● **Recorded information**:
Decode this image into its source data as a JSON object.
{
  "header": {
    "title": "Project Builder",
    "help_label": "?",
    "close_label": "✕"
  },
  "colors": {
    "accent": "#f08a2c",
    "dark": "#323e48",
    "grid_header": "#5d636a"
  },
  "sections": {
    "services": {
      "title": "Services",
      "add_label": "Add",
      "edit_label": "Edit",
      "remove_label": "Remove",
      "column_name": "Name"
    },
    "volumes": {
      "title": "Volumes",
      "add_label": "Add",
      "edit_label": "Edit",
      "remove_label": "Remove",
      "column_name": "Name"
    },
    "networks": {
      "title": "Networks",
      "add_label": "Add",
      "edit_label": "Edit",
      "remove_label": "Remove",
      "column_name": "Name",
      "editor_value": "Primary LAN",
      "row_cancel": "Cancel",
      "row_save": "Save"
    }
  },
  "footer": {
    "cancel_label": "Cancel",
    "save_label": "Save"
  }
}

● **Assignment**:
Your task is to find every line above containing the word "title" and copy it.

● **Solution for this exercise**:
    "title": "Project Builder",
      "title": "Services",
      "title": "Volumes",
      "title": "Networks",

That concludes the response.